Honey Bee

HONEY BEE – The worker bee of a hive is unable to reproduce in a colony where there is a functional queen bee. If there is no queen they do sometimes lay unfertilized eggs which become male drones. The worker bee starts off as a fertilizer egg, after three days the egg hatches into a larva. Nurse bees feed it royal jelly at first, then pollen and honey for six days. It then becomes an inactive pupa. During its 14 days as a pupa, scaled in a capped cell, it grows into a worker (female) bee, emerging on the 21th day. Her service to the hive starts immediately after she is born. These special little girls have specialized structures, such as brood food glands, scent glands, wax glands and pollen baskets, which allow them to perform all the labours of the hive.

The clean and polish cells, feed the brood, care for the queen, remove debris, handle incoming nectar, build beewax combs, guard the entrance and air conditioning and ventilate the hive during their initial few weeks as adults. Later when the graduate as field bees they forage for nectar, pollen, and propolis (plant resin to sanitize the hive)
The cells are inspected by the queen and if unsatisfactory it will not be used. If the cells are not clean, the worker bee must do it again and again. Nurse bees (days 3-11) feed the worker larvae worker jelly which is secreted from the glands that produced royal jelly for the queen.

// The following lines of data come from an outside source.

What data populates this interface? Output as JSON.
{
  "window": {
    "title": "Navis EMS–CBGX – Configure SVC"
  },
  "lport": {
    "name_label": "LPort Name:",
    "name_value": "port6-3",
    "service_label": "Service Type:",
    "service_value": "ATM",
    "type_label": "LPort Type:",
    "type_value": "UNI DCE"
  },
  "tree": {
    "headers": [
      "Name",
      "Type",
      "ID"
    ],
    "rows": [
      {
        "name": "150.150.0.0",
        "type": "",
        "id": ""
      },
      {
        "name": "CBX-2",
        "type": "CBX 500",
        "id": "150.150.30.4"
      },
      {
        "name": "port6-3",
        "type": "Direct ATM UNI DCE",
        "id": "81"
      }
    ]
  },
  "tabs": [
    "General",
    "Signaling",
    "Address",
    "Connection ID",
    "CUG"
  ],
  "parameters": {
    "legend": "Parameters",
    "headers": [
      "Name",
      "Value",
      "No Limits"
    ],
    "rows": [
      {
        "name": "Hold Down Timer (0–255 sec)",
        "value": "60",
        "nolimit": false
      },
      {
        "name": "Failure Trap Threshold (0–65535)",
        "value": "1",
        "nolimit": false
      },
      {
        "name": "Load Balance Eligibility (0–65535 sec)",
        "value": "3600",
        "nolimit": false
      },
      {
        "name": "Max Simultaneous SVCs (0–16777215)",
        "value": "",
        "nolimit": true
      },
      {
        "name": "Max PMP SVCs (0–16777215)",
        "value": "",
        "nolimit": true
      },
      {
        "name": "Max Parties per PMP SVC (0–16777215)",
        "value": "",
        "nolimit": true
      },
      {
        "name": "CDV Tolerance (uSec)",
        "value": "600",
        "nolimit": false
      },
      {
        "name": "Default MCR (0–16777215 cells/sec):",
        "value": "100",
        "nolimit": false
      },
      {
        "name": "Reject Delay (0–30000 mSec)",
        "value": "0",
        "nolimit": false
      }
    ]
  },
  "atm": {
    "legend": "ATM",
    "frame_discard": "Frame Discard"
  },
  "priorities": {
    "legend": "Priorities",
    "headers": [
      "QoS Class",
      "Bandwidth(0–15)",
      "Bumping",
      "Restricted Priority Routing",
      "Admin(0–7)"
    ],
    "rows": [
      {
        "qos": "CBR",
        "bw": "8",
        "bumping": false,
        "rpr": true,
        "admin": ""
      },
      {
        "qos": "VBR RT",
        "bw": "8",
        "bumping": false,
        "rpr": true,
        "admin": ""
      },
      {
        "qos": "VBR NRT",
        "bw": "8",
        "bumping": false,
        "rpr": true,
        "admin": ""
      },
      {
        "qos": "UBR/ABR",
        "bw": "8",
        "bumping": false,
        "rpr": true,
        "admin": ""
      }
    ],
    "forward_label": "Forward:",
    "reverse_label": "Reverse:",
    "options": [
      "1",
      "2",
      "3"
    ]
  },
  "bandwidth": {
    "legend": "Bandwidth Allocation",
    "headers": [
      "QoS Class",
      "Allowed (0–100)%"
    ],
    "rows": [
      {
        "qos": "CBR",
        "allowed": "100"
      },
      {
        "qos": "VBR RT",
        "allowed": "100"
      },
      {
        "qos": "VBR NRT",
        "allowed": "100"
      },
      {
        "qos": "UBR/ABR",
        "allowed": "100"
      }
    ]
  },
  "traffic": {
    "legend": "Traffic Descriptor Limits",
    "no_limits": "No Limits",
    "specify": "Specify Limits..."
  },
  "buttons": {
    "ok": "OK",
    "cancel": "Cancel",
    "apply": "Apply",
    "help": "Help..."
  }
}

( Uittreksels met vergunning van Bospatrys. Geskryf deur Cally Rogers)